Looking at the entries, say how many lines contain the string "percent". Offer nothing besides the number.

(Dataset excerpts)
════════════════

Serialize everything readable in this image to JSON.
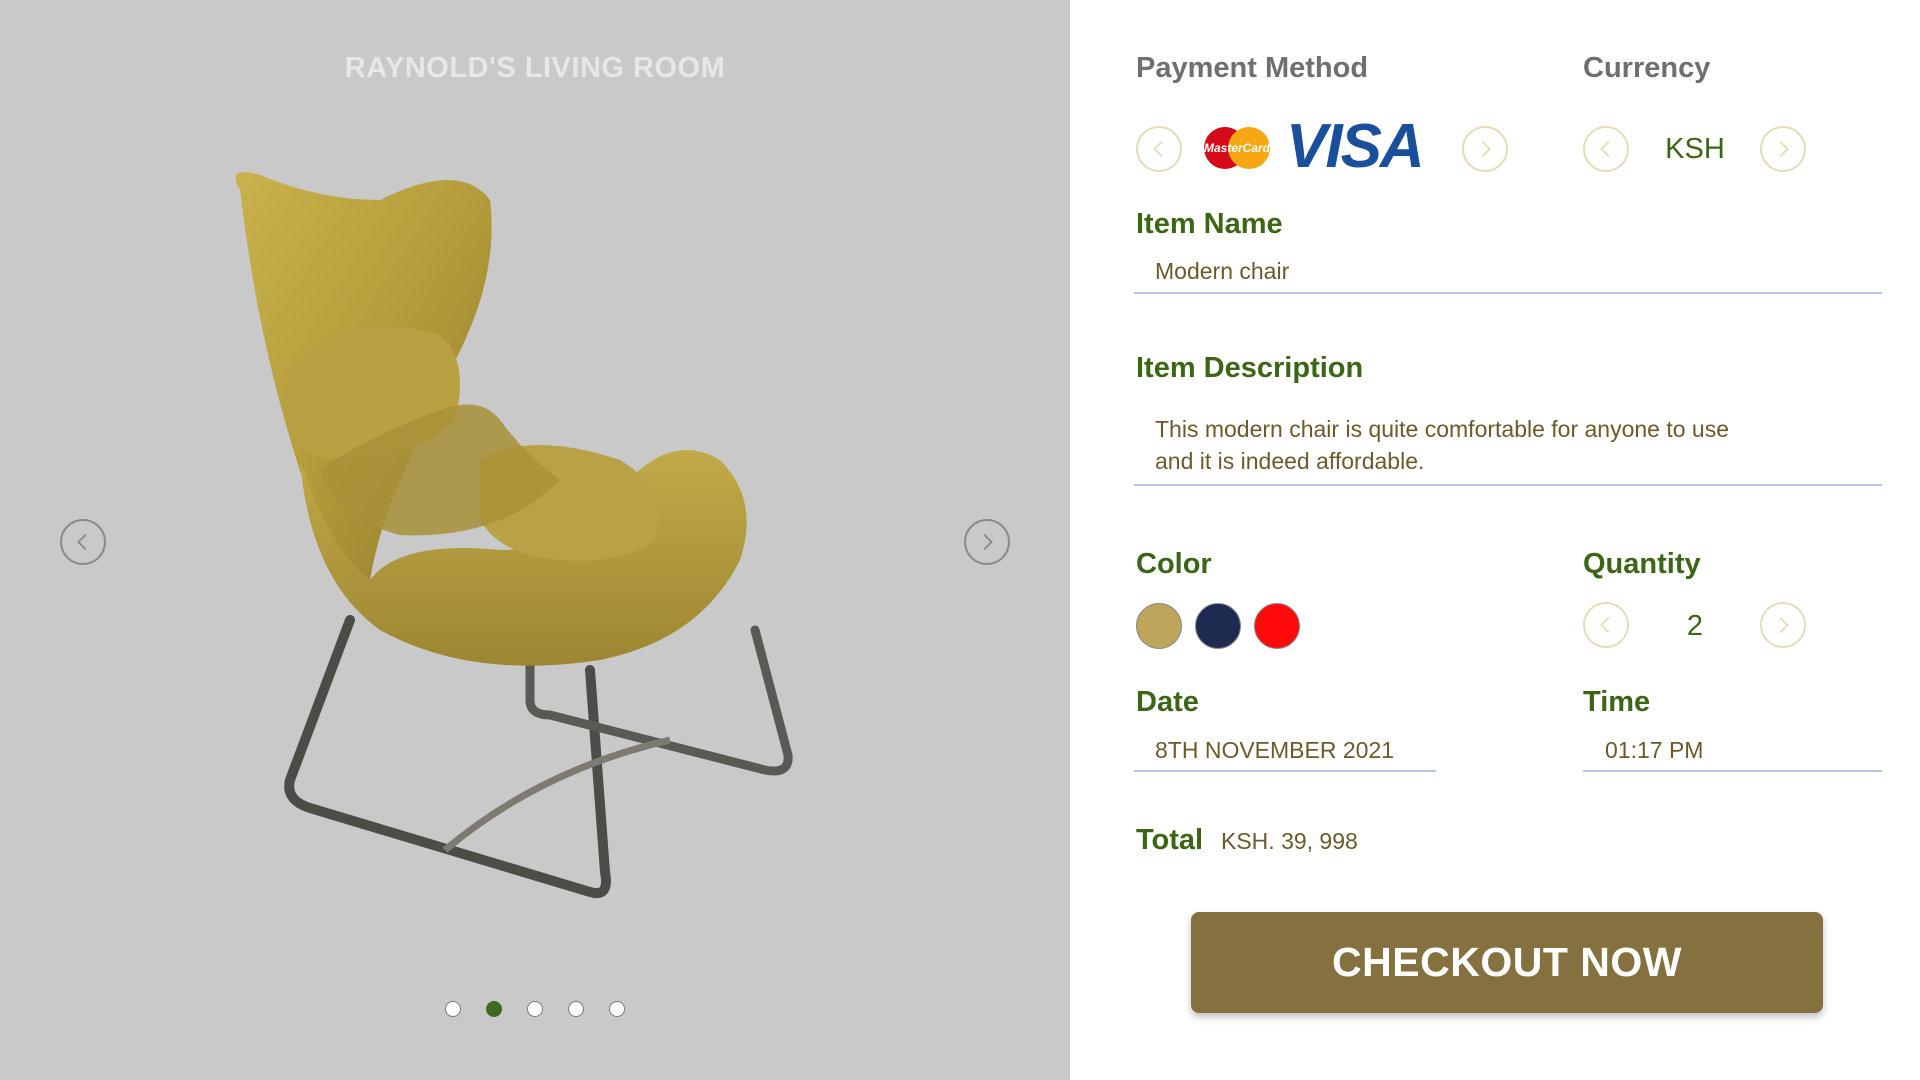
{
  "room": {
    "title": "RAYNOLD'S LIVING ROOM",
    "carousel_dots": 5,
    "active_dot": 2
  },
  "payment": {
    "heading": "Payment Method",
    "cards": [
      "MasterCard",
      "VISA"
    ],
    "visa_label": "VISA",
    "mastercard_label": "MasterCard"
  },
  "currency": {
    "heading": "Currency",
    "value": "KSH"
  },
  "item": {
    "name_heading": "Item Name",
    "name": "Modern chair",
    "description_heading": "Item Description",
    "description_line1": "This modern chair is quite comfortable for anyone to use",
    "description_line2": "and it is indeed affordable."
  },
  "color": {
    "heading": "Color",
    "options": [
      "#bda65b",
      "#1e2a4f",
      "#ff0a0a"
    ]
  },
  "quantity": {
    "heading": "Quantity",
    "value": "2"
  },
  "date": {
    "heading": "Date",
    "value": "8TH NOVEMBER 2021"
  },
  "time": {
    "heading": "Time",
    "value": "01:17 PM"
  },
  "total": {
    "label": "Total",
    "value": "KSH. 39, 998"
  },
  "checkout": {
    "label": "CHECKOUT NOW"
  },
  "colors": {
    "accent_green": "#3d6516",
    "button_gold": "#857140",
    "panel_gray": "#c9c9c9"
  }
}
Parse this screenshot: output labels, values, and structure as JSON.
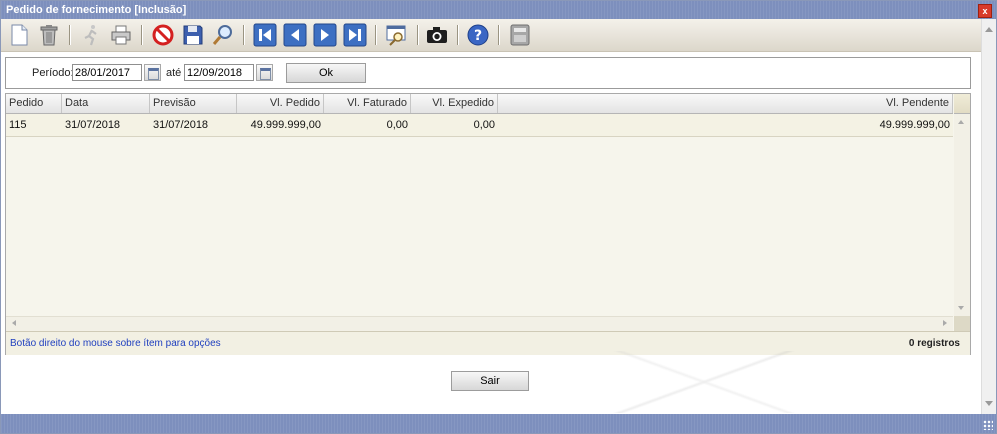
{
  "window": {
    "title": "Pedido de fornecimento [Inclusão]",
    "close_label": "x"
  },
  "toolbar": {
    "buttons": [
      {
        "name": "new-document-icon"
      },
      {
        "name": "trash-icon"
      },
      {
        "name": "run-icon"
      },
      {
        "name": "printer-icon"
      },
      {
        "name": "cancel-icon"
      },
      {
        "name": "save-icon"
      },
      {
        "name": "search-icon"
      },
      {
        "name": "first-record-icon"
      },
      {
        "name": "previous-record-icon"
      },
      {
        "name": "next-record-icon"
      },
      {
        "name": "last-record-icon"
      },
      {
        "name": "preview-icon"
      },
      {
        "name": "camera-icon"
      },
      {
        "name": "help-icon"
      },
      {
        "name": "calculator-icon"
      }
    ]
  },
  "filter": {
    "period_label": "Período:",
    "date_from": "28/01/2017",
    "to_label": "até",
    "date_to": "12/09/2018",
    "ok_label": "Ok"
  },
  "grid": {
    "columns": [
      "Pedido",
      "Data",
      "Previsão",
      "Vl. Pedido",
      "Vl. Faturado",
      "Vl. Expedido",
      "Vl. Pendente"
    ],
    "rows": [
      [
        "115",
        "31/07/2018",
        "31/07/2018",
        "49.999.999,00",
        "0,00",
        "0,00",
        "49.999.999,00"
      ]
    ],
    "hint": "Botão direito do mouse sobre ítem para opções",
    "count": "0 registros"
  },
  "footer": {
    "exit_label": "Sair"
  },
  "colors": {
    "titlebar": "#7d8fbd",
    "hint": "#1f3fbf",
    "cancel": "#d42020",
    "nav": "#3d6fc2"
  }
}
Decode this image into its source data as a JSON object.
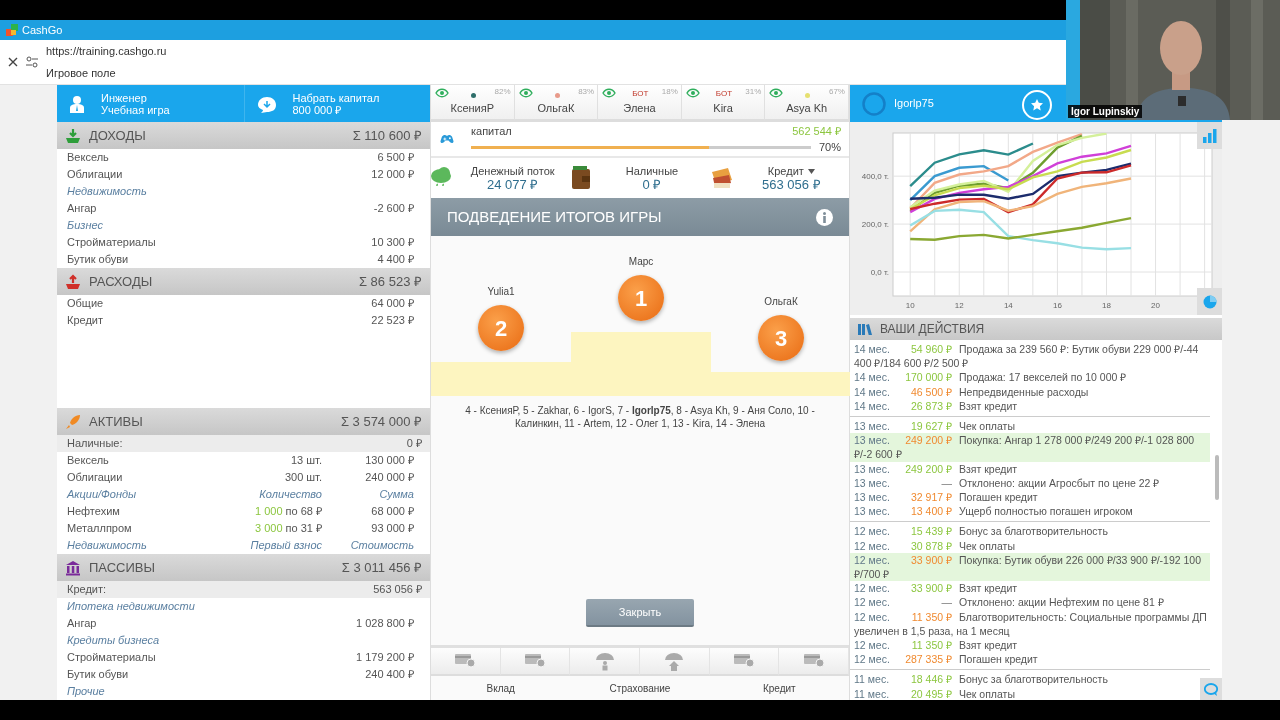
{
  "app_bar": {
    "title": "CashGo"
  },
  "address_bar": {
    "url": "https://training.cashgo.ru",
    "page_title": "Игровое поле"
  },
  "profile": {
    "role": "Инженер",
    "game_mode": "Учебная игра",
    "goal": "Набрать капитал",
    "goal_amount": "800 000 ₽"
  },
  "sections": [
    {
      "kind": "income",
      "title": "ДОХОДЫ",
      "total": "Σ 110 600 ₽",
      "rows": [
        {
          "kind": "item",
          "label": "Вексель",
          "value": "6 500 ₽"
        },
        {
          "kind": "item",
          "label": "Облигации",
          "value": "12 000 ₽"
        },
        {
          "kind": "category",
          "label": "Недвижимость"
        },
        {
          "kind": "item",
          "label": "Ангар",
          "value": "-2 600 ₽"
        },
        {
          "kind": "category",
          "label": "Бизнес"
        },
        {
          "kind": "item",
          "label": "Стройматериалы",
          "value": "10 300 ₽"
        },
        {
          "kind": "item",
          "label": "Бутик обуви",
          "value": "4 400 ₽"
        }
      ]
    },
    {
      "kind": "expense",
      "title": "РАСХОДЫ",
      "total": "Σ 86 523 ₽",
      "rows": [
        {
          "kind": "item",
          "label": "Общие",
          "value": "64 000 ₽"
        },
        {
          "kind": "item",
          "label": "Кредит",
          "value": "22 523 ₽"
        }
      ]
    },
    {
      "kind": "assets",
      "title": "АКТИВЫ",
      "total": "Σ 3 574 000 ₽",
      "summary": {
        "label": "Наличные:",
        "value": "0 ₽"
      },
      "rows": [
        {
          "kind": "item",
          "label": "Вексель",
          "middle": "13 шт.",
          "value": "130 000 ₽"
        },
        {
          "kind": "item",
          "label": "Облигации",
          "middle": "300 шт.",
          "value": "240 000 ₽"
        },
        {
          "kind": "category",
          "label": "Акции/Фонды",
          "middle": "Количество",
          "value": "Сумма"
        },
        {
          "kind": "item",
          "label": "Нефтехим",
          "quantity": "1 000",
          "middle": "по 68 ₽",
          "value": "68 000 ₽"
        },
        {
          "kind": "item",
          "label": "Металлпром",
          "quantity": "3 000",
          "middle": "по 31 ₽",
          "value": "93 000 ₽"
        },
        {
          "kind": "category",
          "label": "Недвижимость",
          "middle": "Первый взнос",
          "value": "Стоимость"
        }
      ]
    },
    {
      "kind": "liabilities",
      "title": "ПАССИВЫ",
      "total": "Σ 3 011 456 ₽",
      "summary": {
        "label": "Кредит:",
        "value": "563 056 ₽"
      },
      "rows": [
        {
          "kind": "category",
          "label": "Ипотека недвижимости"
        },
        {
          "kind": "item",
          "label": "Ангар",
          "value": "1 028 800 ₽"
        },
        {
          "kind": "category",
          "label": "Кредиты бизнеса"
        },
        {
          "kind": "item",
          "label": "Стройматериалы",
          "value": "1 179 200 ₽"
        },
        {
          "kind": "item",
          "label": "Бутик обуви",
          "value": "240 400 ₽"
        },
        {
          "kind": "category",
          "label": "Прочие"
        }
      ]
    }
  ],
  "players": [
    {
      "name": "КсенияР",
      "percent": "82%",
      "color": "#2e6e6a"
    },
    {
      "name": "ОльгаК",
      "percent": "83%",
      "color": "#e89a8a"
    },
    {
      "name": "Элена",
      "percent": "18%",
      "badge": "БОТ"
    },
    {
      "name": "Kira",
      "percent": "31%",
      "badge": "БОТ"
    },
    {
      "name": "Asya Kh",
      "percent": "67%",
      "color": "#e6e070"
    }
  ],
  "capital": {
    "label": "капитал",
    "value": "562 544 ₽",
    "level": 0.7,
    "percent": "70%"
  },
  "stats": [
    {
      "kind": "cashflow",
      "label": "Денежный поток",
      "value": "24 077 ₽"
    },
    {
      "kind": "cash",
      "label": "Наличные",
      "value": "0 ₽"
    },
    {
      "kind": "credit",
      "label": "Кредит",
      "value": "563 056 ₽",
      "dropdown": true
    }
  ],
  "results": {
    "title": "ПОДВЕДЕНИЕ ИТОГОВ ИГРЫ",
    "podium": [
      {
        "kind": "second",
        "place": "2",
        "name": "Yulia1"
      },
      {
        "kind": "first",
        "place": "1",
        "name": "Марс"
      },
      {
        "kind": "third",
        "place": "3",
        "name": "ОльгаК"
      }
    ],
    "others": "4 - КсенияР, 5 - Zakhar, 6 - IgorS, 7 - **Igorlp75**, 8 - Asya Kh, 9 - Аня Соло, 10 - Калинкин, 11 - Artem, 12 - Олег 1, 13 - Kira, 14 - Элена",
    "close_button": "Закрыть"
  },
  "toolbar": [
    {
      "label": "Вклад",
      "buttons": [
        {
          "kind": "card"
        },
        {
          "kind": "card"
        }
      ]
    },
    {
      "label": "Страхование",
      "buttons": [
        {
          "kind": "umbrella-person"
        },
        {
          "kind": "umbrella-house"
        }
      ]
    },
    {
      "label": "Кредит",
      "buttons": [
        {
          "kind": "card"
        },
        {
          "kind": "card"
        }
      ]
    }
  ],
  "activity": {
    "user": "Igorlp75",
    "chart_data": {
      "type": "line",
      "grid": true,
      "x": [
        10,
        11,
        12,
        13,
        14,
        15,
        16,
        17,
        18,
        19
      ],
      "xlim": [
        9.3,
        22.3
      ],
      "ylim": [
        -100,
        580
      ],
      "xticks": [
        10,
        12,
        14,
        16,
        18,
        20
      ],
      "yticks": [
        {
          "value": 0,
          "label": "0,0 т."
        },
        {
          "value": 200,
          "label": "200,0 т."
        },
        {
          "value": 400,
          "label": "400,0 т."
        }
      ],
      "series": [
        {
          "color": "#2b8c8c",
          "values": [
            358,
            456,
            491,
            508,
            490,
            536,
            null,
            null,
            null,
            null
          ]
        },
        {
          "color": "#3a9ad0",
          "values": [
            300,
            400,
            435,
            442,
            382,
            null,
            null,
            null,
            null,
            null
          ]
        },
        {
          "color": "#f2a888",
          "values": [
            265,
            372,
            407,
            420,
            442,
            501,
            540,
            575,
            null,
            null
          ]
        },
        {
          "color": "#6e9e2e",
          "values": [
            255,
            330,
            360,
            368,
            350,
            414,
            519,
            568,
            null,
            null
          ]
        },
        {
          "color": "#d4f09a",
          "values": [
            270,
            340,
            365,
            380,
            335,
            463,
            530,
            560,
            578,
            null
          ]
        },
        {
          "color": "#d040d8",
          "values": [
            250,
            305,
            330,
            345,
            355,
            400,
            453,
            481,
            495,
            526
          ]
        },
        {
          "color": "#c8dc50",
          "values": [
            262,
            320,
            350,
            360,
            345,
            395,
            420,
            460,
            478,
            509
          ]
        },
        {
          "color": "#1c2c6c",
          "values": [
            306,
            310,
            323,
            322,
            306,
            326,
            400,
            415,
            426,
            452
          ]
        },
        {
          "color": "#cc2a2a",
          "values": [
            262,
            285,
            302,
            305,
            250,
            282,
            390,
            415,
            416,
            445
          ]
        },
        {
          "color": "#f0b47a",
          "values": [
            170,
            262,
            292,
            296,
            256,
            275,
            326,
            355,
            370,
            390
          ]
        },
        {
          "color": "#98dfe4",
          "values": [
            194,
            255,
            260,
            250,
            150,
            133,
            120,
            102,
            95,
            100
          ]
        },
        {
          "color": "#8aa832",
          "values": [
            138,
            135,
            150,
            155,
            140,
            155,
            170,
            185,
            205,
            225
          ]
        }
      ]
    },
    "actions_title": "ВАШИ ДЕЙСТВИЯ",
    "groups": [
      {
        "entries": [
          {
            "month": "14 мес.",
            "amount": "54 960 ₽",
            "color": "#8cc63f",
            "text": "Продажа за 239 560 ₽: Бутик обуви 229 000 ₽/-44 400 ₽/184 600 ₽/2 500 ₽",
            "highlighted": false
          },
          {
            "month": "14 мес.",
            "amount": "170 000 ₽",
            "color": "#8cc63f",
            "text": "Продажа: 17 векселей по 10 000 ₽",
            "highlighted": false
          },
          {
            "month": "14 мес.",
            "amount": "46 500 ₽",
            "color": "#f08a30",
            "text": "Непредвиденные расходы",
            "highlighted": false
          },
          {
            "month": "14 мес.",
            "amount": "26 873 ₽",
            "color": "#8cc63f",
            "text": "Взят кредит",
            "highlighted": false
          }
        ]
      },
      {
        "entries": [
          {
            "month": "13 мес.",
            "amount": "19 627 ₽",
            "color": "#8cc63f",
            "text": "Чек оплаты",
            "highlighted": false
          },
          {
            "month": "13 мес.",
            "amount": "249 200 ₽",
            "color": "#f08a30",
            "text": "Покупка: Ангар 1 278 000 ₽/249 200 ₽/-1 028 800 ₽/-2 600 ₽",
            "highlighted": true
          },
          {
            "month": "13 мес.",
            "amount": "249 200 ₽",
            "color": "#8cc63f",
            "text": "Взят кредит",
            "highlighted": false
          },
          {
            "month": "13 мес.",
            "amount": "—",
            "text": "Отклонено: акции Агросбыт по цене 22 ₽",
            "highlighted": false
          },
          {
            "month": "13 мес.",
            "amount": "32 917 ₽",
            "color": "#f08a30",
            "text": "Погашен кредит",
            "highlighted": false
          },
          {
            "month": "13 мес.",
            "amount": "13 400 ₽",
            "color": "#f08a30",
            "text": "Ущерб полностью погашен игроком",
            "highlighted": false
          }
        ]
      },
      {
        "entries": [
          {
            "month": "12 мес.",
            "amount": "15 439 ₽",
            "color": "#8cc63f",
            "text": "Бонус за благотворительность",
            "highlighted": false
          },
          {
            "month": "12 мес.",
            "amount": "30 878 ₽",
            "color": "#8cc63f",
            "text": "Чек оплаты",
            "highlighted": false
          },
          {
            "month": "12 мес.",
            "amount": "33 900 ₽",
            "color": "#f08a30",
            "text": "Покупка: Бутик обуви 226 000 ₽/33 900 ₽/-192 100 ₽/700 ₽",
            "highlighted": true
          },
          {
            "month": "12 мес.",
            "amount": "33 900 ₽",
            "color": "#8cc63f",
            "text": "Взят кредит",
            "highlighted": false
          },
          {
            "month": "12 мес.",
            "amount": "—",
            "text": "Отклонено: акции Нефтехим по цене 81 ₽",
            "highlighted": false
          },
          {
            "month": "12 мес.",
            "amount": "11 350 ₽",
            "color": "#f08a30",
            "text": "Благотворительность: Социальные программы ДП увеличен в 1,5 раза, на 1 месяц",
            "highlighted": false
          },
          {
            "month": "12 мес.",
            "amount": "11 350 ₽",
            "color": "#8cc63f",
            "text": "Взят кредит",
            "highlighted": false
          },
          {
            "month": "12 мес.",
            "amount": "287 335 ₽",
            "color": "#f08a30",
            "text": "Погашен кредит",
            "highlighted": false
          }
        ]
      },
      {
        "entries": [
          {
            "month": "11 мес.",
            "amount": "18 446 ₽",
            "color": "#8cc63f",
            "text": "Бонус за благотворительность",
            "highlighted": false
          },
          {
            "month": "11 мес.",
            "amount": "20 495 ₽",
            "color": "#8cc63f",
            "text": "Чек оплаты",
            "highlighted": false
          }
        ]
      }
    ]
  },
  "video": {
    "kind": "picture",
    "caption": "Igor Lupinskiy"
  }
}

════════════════

**The completed task**
6